▶ _TASK DESCRIPTION_: Run through the records and, wherever a line holds the word "Veröffentlicht", return that line.

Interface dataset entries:
# # #
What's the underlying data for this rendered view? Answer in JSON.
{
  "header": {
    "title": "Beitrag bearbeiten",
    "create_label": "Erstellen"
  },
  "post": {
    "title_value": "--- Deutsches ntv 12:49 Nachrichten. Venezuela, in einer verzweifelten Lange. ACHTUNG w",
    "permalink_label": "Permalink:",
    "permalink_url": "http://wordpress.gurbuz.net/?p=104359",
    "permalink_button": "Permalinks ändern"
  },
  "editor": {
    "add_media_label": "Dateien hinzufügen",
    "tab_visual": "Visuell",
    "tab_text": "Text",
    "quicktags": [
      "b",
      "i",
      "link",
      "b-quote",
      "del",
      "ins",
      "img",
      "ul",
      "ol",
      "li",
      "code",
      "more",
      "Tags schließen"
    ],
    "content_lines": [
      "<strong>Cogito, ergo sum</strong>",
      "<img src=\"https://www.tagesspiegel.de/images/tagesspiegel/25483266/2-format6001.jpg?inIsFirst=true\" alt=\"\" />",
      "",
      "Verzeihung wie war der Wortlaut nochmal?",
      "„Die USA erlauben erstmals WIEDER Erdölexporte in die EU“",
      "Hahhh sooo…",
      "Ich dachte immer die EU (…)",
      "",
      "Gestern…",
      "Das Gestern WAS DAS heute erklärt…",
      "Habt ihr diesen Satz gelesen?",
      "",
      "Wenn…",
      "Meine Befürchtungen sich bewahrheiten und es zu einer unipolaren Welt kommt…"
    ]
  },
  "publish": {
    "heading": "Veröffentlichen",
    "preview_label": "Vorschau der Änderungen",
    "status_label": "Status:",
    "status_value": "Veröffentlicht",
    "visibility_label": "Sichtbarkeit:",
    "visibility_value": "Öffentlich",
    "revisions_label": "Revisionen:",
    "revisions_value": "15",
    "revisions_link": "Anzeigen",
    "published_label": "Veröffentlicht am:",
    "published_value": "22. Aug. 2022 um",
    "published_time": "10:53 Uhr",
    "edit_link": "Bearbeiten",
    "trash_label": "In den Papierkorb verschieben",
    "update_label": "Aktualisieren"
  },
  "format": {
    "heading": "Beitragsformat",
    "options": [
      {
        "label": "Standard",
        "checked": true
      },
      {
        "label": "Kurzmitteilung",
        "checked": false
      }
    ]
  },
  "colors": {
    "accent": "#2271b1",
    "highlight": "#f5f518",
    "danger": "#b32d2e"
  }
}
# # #
▶ _SOLUTION_:
    "status_value": "Veröffentlicht",
    "published_label": "Veröffentlicht am:",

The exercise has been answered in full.